Barbara Winslow received a BA, MA, and PhD from the UW Department of History, helped found the UW Women Studies Program, taught a course at the UW called Political Theories of Feminism, and was a revolutionary feminist activist at UW and in Seattle.

Free | More info.

April 6, 4:00 – 6:30 PM | Cherokee Earth Dwellers: Stories and Teachings of the Natural World, Intellectual House

Celebrate the publication of Cherokee Earth Dwellers: Stories and Teachings of the Natural World with Christopher B. Teuton, professor and chair of the Department of American Indian Studies, joined by contributors Larry Shade and MaryBeth Timothy.

This book presents teachings about the body, mind, spirit, and wellness that have been shared for generations. From clouds to birds, oceans to quarks, this expansive Cherokee view of nature reveals a living, communicative world and humanity’s role within it.

Free | More info.

April 7, 7:30 PM | Faculty Concert: Carrie Shaw; The Weight of Sweetness, Songs for All the Senses, Meany Hall

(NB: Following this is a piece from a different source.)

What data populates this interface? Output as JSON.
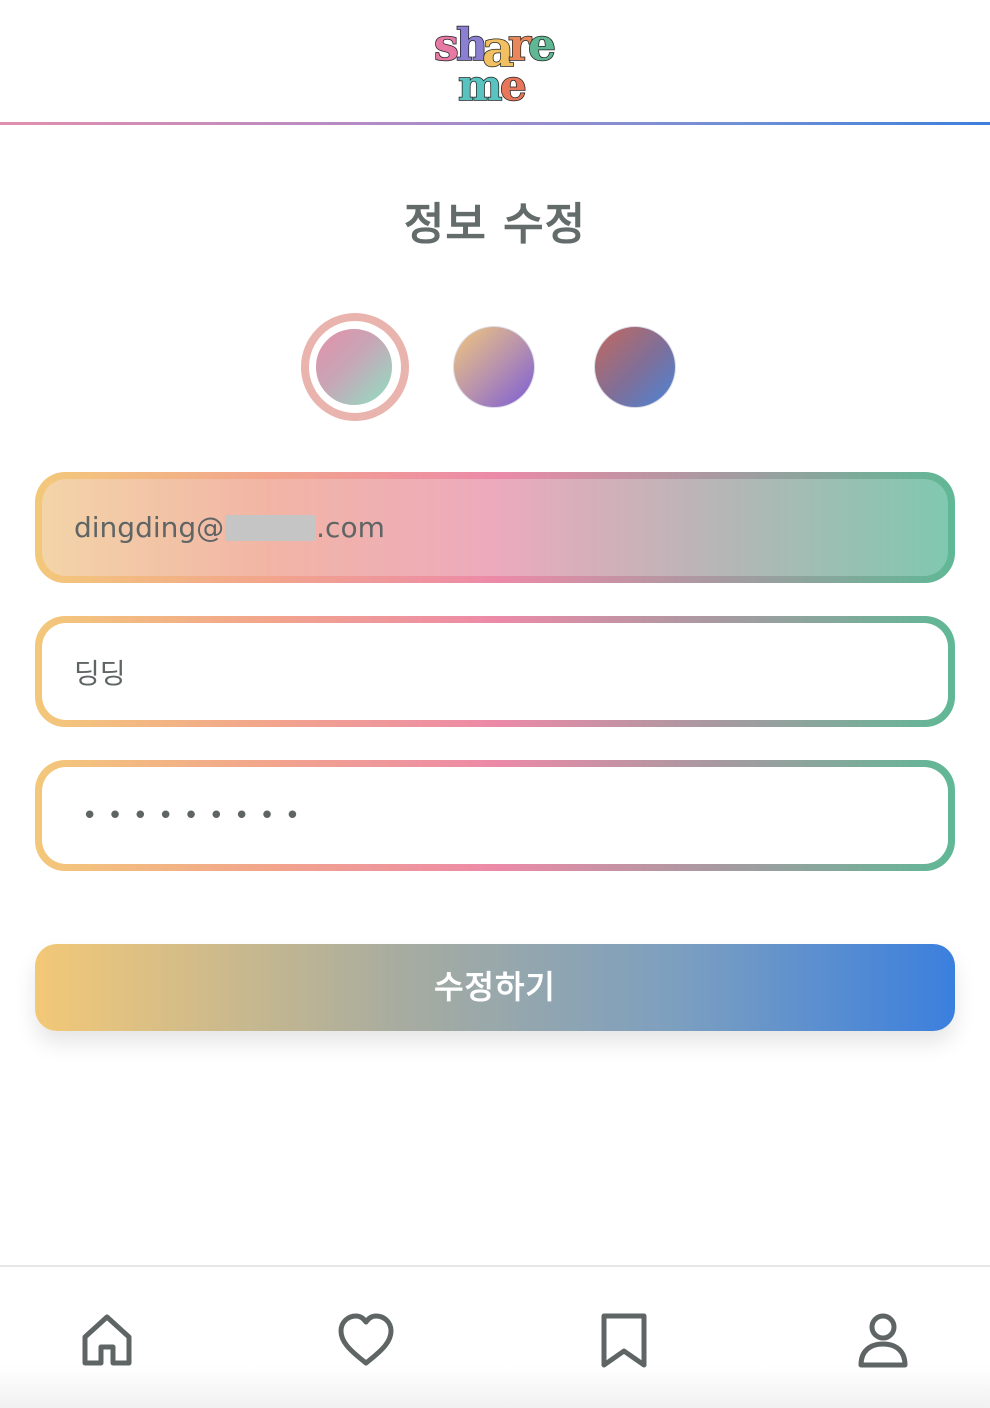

Selected from 689 applicants from 44 countries, composer Chris Trapani was awarded the Barlow commission for a new song cycle to be premiered by an elite quartet of sopranos, including the UW’s own Carrie Shaw. Hear the premiere of this major contribution to American art song, alongside works by living composers from around the world in her program “The Weight of Sweetness: Songs for All the Senses.” Shaw is joined onstage by faculty colleagues Bonnie Whiting, percussion; Cristina Valdés, piano; and Andrew Romanick, piano and vocoder.

$10 – $20 Tickets| More info. and Tickets

April 11, 7:30 PM | Dover Quartet, Meany Hall

After their stunning sweep at the Banff International String Quartet Competition, the Dover Quartet has rapidly become one of the most in-demand ensembles in the world. Known for expressive interpretations and a deep musical connection, the Grammy-nominated group has been honored with an Avery Fisher Career Grant and awards from Chamber Music America and Lincoln Center. In addition, they are Ensemble in Residence at their alma mater, the renowned Curtis Institute of Music.

Their much-anticipated performance includes music by Amy Beach, Antonín Dvořák and George Walker. The Dover Quartet appears by arrangement with the Curtis Institute of Music, where it serves as the Penelope P. Watkins Ensemble in Residence.

$43 Tickets | More info and Tickets

Have an event that you would like to see featured in the ArtSci Roundup? Connect with Lauren Zondag (zondagld@uw.edu).